- _Prompt_:
Reproduce all entries below verbatim. Skip the pictures.
Start of Extracted entries
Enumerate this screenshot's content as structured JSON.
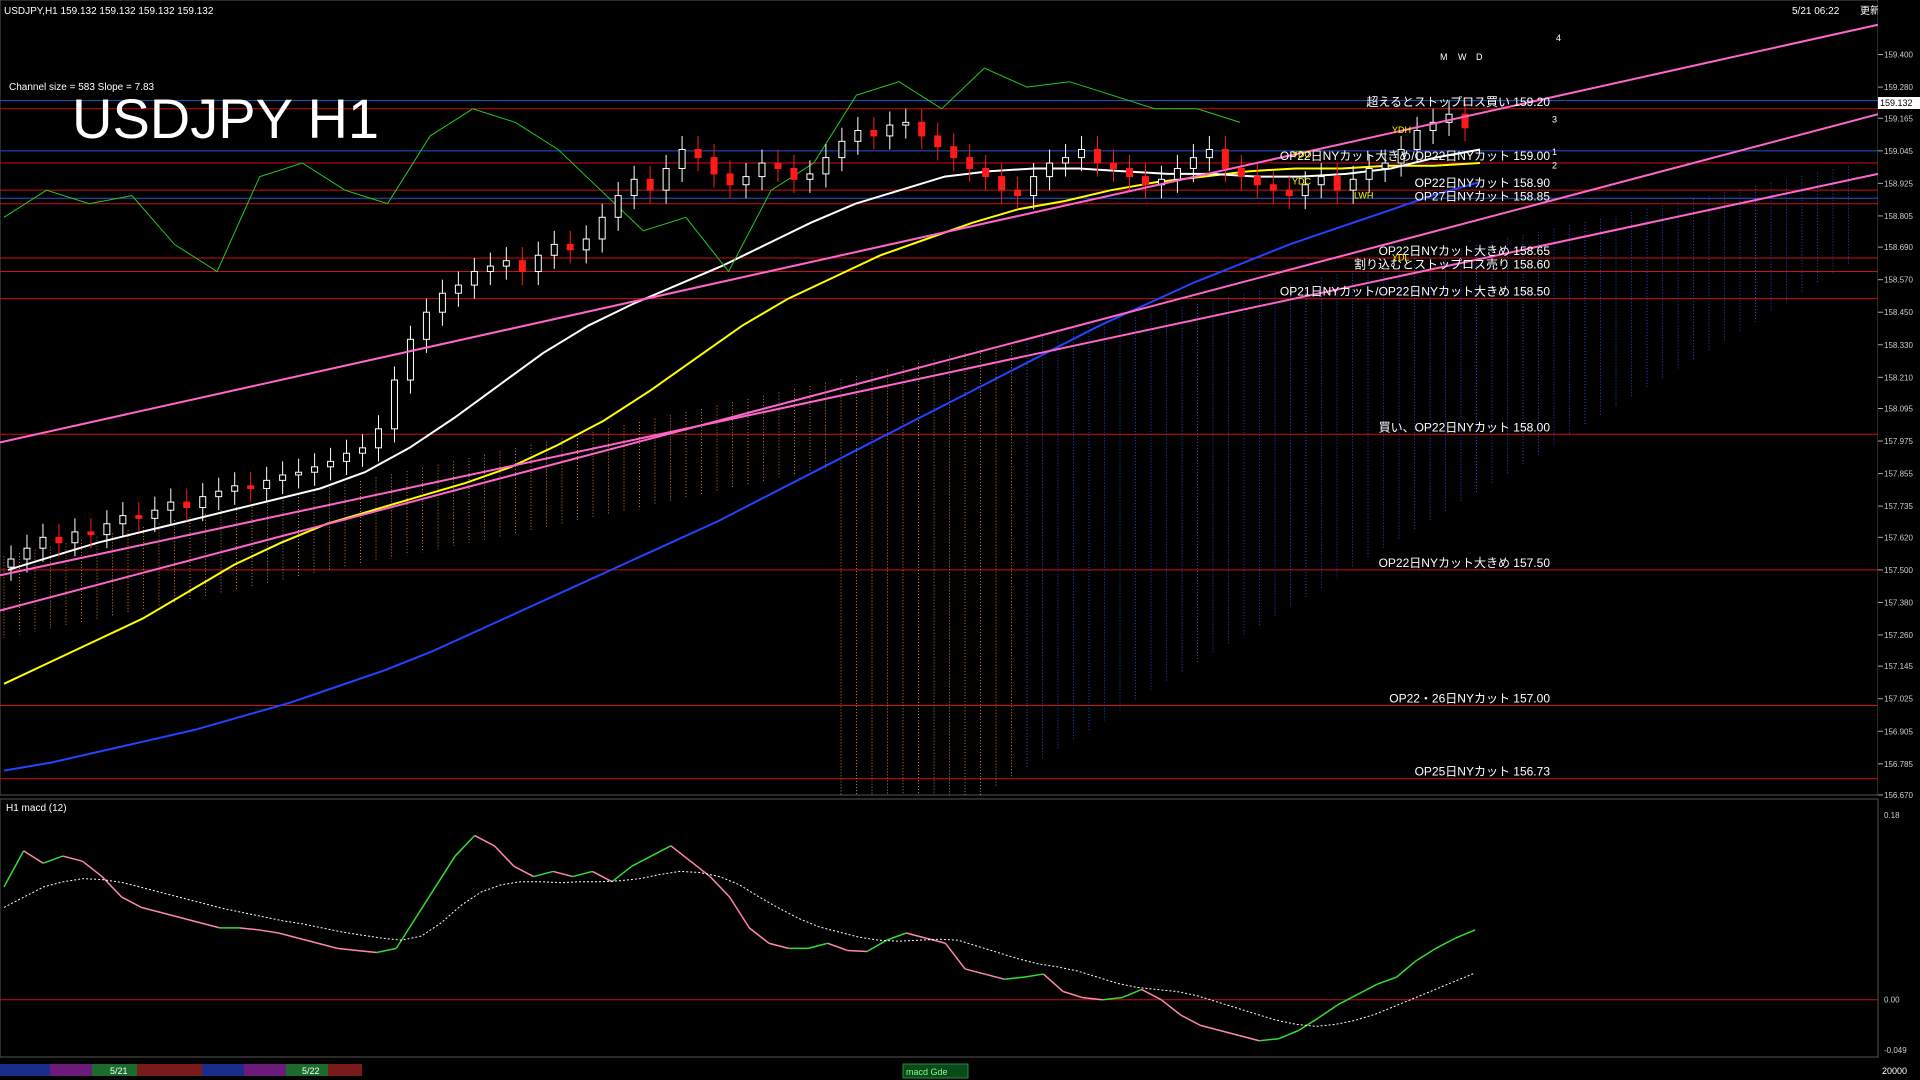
{
  "header": {
    "symbol_info": "USDJPY,H1  159.132 159.132 159.132 159.132",
    "datetime": "5/21 06:22",
    "time_suffix": "更新",
    "channel_info": "Channel size = 583  Slope = 7.83",
    "big_title": "USDJPY H1"
  },
  "colors": {
    "background": "#000000",
    "level_line": "#cc1111",
    "grid_blue": "#2255cc",
    "channel": "#ff66cc",
    "ma_short": "#ffffff",
    "ma_mid": "#ffff00",
    "ma_long": "#2244ff",
    "chikou": "#22cc22",
    "bull_candle": "#ffffff",
    "bear_candle": "#ff1a1a",
    "cloud_bull": "#ff9955",
    "cloud_bear": "#3355ff",
    "macd_up": "#33dd33",
    "macd_down": "#ff88aa"
  },
  "chart_data": [
    {
      "type": "line",
      "ylim": [
        156.67,
        159.52
      ],
      "ticks": [
        "159.400",
        "159.280",
        "159.165",
        "159.045",
        "158.925",
        "158.805",
        "158.690",
        "158.570",
        "158.450",
        "158.330",
        "158.210",
        "158.095",
        "157.975",
        "157.855",
        "157.735",
        "157.620",
        "157.500",
        "157.380",
        "157.260",
        "157.145",
        "157.025",
        "156.905",
        "156.785",
        "156.670"
      ],
      "current_price_label": "159.132",
      "levels": [
        {
          "label": "超えるとストップロス買い 159.20",
          "value": 159.2
        },
        {
          "label": "OP22日NYカット大きめ/OP22日NYカット 159.00",
          "value": 159.0
        },
        {
          "label": "OP22日NYカット 158.90",
          "value": 158.9
        },
        {
          "label": "OP27日NYカット 158.85",
          "value": 158.85
        },
        {
          "label": "OP22日NYカット大きめ 158.65",
          "value": 158.65
        },
        {
          "label": "割り込むとストップロス売り 158.60",
          "value": 158.6
        },
        {
          "label": "OP21日NYカット/OP22日NYカット大きめ 158.50",
          "value": 158.5
        },
        {
          "label": "買い、OP22日NYカット 158.00",
          "value": 158.0
        },
        {
          "label": "OP22日NYカット大きめ 157.50",
          "value": 157.5
        },
        {
          "label": "OP22・26日NYカット 157.00",
          "value": 157.0
        },
        {
          "label": "OP25日NYカット 156.73",
          "value": 156.73
        }
      ],
      "pivot_labels": [
        "YDH",
        "YDO",
        "YDC",
        "YDL",
        "LWH",
        "M",
        "W",
        "D",
        "1",
        "2",
        "3",
        "4"
      ],
      "candles_close": [
        157.54,
        157.58,
        157.62,
        157.6,
        157.64,
        157.63,
        157.67,
        157.7,
        157.69,
        157.72,
        157.75,
        157.73,
        157.77,
        157.79,
        157.81,
        157.8,
        157.83,
        157.85,
        157.86,
        157.88,
        157.9,
        157.93,
        157.95,
        158.02,
        158.2,
        158.35,
        158.45,
        158.52,
        158.55,
        158.6,
        158.62,
        158.64,
        158.6,
        158.66,
        158.7,
        158.68,
        158.72,
        158.8,
        158.88,
        158.94,
        158.9,
        158.98,
        159.05,
        159.02,
        158.96,
        158.92,
        158.95,
        159.0,
        158.98,
        158.94,
        158.96,
        159.02,
        159.08,
        159.12,
        159.1,
        159.14,
        159.15,
        159.1,
        159.06,
        159.02,
        158.98,
        158.95,
        158.9,
        158.88,
        158.95,
        159.0,
        159.02,
        159.05,
        159.0,
        158.98,
        158.95,
        158.92,
        158.94,
        158.98,
        159.02,
        159.05,
        158.98,
        158.95,
        158.92,
        158.9,
        158.88,
        158.92,
        158.95,
        158.9,
        158.94,
        158.98,
        159.0,
        159.05,
        159.12,
        159.15,
        159.18,
        159.13
      ],
      "ma_short": [
        157.5,
        157.55,
        157.6,
        157.64,
        157.68,
        157.72,
        157.76,
        157.8,
        157.86,
        157.95,
        158.06,
        158.18,
        158.3,
        158.4,
        158.48,
        158.55,
        158.62,
        158.7,
        158.78,
        158.85,
        158.9,
        158.95,
        158.97,
        158.98,
        158.98,
        158.97,
        158.96,
        158.96,
        158.95,
        158.95,
        158.96,
        158.98,
        159.02,
        159.05
      ],
      "ma_mid": [
        157.08,
        157.16,
        157.24,
        157.32,
        157.42,
        157.52,
        157.6,
        157.67,
        157.72,
        157.77,
        157.82,
        157.88,
        157.96,
        158.05,
        158.16,
        158.28,
        158.4,
        158.5,
        158.58,
        158.66,
        158.72,
        158.78,
        158.83,
        158.86,
        158.9,
        158.93,
        158.95,
        158.97,
        158.98,
        158.98,
        158.99,
        158.99,
        159.0
      ],
      "ma_long": [
        156.76,
        156.79,
        156.83,
        156.87,
        156.91,
        156.96,
        157.01,
        157.07,
        157.13,
        157.2,
        157.28,
        157.36,
        157.44,
        157.52,
        157.6,
        157.68,
        157.77,
        157.86,
        157.95,
        158.04,
        158.13,
        158.22,
        158.31,
        158.4,
        158.48,
        158.56,
        158.63,
        158.7,
        158.76,
        158.82,
        158.88,
        158.93
      ],
      "channel_upper": [
        157.97,
        159.51
      ],
      "channel_mid": [
        157.35,
        159.18
      ],
      "channel_lower": [
        157.48,
        158.96
      ],
      "ma_period_note": ""
    },
    {
      "type": "line",
      "title": "H1  macd (12)",
      "ylim": [
        -0.049,
        0.18
      ],
      "ticks": [
        "0.18",
        "0.00",
        "-0.049"
      ],
      "macd": [
        0.11,
        0.145,
        0.133,
        0.14,
        0.135,
        0.12,
        0.1,
        0.09,
        0.085,
        0.08,
        0.075,
        0.07,
        0.07,
        0.068,
        0.065,
        0.06,
        0.055,
        0.05,
        0.048,
        0.046,
        0.05,
        0.08,
        0.11,
        0.14,
        0.16,
        0.15,
        0.13,
        0.12,
        0.125,
        0.12,
        0.125,
        0.115,
        0.13,
        0.14,
        0.15,
        0.135,
        0.12,
        0.1,
        0.07,
        0.055,
        0.05,
        0.05,
        0.055,
        0.048,
        0.047,
        0.058,
        0.065,
        0.06,
        0.055,
        0.03,
        0.025,
        0.02,
        0.022,
        0.025,
        0.008,
        0.002,
        0.0,
        0.002,
        0.01,
        0.0,
        -0.015,
        -0.025,
        -0.03,
        -0.035,
        -0.04,
        -0.038,
        -0.03,
        -0.018,
        -0.005,
        0.005,
        0.015,
        0.022,
        0.038,
        0.05,
        0.06,
        0.068
      ],
      "signal": [
        0.09,
        0.1,
        0.11,
        0.115,
        0.118,
        0.117,
        0.114,
        0.109,
        0.104,
        0.099,
        0.094,
        0.089,
        0.085,
        0.081,
        0.077,
        0.074,
        0.07,
        0.066,
        0.063,
        0.06,
        0.058,
        0.062,
        0.075,
        0.092,
        0.105,
        0.112,
        0.115,
        0.115,
        0.114,
        0.115,
        0.115,
        0.116,
        0.118,
        0.122,
        0.125,
        0.124,
        0.12,
        0.112,
        0.1,
        0.089,
        0.079,
        0.071,
        0.066,
        0.061,
        0.058,
        0.057,
        0.058,
        0.059,
        0.058,
        0.052,
        0.046,
        0.04,
        0.035,
        0.032,
        0.028,
        0.022,
        0.016,
        0.012,
        0.01,
        0.008,
        0.004,
        -0.002,
        -0.008,
        -0.014,
        -0.02,
        -0.024,
        -0.026,
        -0.024,
        -0.02,
        -0.014,
        -0.006,
        0.002,
        0.01,
        0.018,
        0.026
      ]
    }
  ],
  "timeline": {
    "date_labels": [
      "5/21",
      "5/22"
    ],
    "footer_label": "macd Gde",
    "footer_value": "20000"
  }
}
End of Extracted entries
- _Output below_:
Enumerate this screenshot's content as structured JSON.
{
  "header": {
    "symbol_info": "USDJPY,H1  159.132 159.132 159.132 159.132",
    "datetime": "5/21 06:22",
    "time_suffix": "更新",
    "channel_info": "Channel size = 583  Slope = 7.83",
    "big_title": "USDJPY H1"
  },
  "colors": {
    "background": "#000000",
    "level_line": "#cc1111",
    "grid_blue": "#2255cc",
    "channel": "#ff66cc",
    "ma_short": "#ffffff",
    "ma_mid": "#ffff00",
    "ma_long": "#2244ff",
    "chikou": "#22cc22",
    "bull_candle": "#ffffff",
    "bear_candle": "#ff1a1a",
    "cloud_bull": "#ff9955",
    "cloud_bear": "#3355ff",
    "macd_up": "#33dd33",
    "macd_down": "#ff88aa"
  },
  "chart_data": [
    {
      "type": "line",
      "ylim": [
        156.67,
        159.52
      ],
      "ticks": [
        "159.400",
        "159.280",
        "159.165",
        "159.045",
        "158.925",
        "158.805",
        "158.690",
        "158.570",
        "158.450",
        "158.330",
        "158.210",
        "158.095",
        "157.975",
        "157.855",
        "157.735",
        "157.620",
        "157.500",
        "157.380",
        "157.260",
        "157.145",
        "157.025",
        "156.905",
        "156.785",
        "156.670"
      ],
      "current_price_label": "159.132",
      "levels": [
        {
          "label": "超えるとストップロス買い 159.20",
          "value": 159.2
        },
        {
          "label": "OP22日NYカット大きめ/OP22日NYカット 159.00",
          "value": 159.0
        },
        {
          "label": "OP22日NYカット 158.90",
          "value": 158.9
        },
        {
          "label": "OP27日NYカット 158.85",
          "value": 158.85
        },
        {
          "label": "OP22日NYカット大きめ 158.65",
          "value": 158.65
        },
        {
          "label": "割り込むとストップロス売り 158.60",
          "value": 158.6
        },
        {
          "label": "OP21日NYカット/OP22日NYカット大きめ 158.50",
          "value": 158.5
        },
        {
          "label": "買い、OP22日NYカット 158.00",
          "value": 158.0
        },
        {
          "label": "OP22日NYカット大きめ 157.50",
          "value": 157.5
        },
        {
          "label": "OP22・26日NYカット 157.00",
          "value": 157.0
        },
        {
          "label": "OP25日NYカット 156.73",
          "value": 156.73
        }
      ],
      "pivot_labels": [
        "YDH",
        "YDO",
        "YDC",
        "YDL",
        "LWH",
        "M",
        "W",
        "D",
        "1",
        "2",
        "3",
        "4"
      ],
      "candles_close": [
        157.54,
        157.58,
        157.62,
        157.6,
        157.64,
        157.63,
        157.67,
        157.7,
        157.69,
        157.72,
        157.75,
        157.73,
        157.77,
        157.79,
        157.81,
        157.8,
        157.83,
        157.85,
        157.86,
        157.88,
        157.9,
        157.93,
        157.95,
        158.02,
        158.2,
        158.35,
        158.45,
        158.52,
        158.55,
        158.6,
        158.62,
        158.64,
        158.6,
        158.66,
        158.7,
        158.68,
        158.72,
        158.8,
        158.88,
        158.94,
        158.9,
        158.98,
        159.05,
        159.02,
        158.96,
        158.92,
        158.95,
        159.0,
        158.98,
        158.94,
        158.96,
        159.02,
        159.08,
        159.12,
        159.1,
        159.14,
        159.15,
        159.1,
        159.06,
        159.02,
        158.98,
        158.95,
        158.9,
        158.88,
        158.95,
        159.0,
        159.02,
        159.05,
        159.0,
        158.98,
        158.95,
        158.92,
        158.94,
        158.98,
        159.02,
        159.05,
        158.98,
        158.95,
        158.92,
        158.9,
        158.88,
        158.92,
        158.95,
        158.9,
        158.94,
        158.98,
        159.0,
        159.05,
        159.12,
        159.15,
        159.18,
        159.13
      ],
      "ma_short": [
        157.5,
        157.55,
        157.6,
        157.64,
        157.68,
        157.72,
        157.76,
        157.8,
        157.86,
        157.95,
        158.06,
        158.18,
        158.3,
        158.4,
        158.48,
        158.55,
        158.62,
        158.7,
        158.78,
        158.85,
        158.9,
        158.95,
        158.97,
        158.98,
        158.98,
        158.97,
        158.96,
        158.96,
        158.95,
        158.95,
        158.96,
        158.98,
        159.02,
        159.05
      ],
      "ma_mid": [
        157.08,
        157.16,
        157.24,
        157.32,
        157.42,
        157.52,
        157.6,
        157.67,
        157.72,
        157.77,
        157.82,
        157.88,
        157.96,
        158.05,
        158.16,
        158.28,
        158.4,
        158.5,
        158.58,
        158.66,
        158.72,
        158.78,
        158.83,
        158.86,
        158.9,
        158.93,
        158.95,
        158.97,
        158.98,
        158.98,
        158.99,
        158.99,
        159.0
      ],
      "ma_long": [
        156.76,
        156.79,
        156.83,
        156.87,
        156.91,
        156.96,
        157.01,
        157.07,
        157.13,
        157.2,
        157.28,
        157.36,
        157.44,
        157.52,
        157.6,
        157.68,
        157.77,
        157.86,
        157.95,
        158.04,
        158.13,
        158.22,
        158.31,
        158.4,
        158.48,
        158.56,
        158.63,
        158.7,
        158.76,
        158.82,
        158.88,
        158.93
      ],
      "channel_upper": [
        157.97,
        159.51
      ],
      "channel_mid": [
        157.35,
        159.18
      ],
      "channel_lower": [
        157.48,
        158.96
      ],
      "ma_period_note": ""
    },
    {
      "type": "line",
      "title": "H1  macd (12)",
      "ylim": [
        -0.049,
        0.18
      ],
      "ticks": [
        "0.18",
        "0.00",
        "-0.049"
      ],
      "macd": [
        0.11,
        0.145,
        0.133,
        0.14,
        0.135,
        0.12,
        0.1,
        0.09,
        0.085,
        0.08,
        0.075,
        0.07,
        0.07,
        0.068,
        0.065,
        0.06,
        0.055,
        0.05,
        0.048,
        0.046,
        0.05,
        0.08,
        0.11,
        0.14,
        0.16,
        0.15,
        0.13,
        0.12,
        0.125,
        0.12,
        0.125,
        0.115,
        0.13,
        0.14,
        0.15,
        0.135,
        0.12,
        0.1,
        0.07,
        0.055,
        0.05,
        0.05,
        0.055,
        0.048,
        0.047,
        0.058,
        0.065,
        0.06,
        0.055,
        0.03,
        0.025,
        0.02,
        0.022,
        0.025,
        0.008,
        0.002,
        0.0,
        0.002,
        0.01,
        0.0,
        -0.015,
        -0.025,
        -0.03,
        -0.035,
        -0.04,
        -0.038,
        -0.03,
        -0.018,
        -0.005,
        0.005,
        0.015,
        0.022,
        0.038,
        0.05,
        0.06,
        0.068
      ],
      "signal": [
        0.09,
        0.1,
        0.11,
        0.115,
        0.118,
        0.117,
        0.114,
        0.109,
        0.104,
        0.099,
        0.094,
        0.089,
        0.085,
        0.081,
        0.077,
        0.074,
        0.07,
        0.066,
        0.063,
        0.06,
        0.058,
        0.062,
        0.075,
        0.092,
        0.105,
        0.112,
        0.115,
        0.115,
        0.114,
        0.115,
        0.115,
        0.116,
        0.118,
        0.122,
        0.125,
        0.124,
        0.12,
        0.112,
        0.1,
        0.089,
        0.079,
        0.071,
        0.066,
        0.061,
        0.058,
        0.057,
        0.058,
        0.059,
        0.058,
        0.052,
        0.046,
        0.04,
        0.035,
        0.032,
        0.028,
        0.022,
        0.016,
        0.012,
        0.01,
        0.008,
        0.004,
        -0.002,
        -0.008,
        -0.014,
        -0.02,
        -0.024,
        -0.026,
        -0.024,
        -0.02,
        -0.014,
        -0.006,
        0.002,
        0.01,
        0.018,
        0.026
      ]
    }
  ],
  "timeline": {
    "date_labels": [
      "5/21",
      "5/22"
    ],
    "footer_label": "macd Gde",
    "footer_value": "20000"
  }
}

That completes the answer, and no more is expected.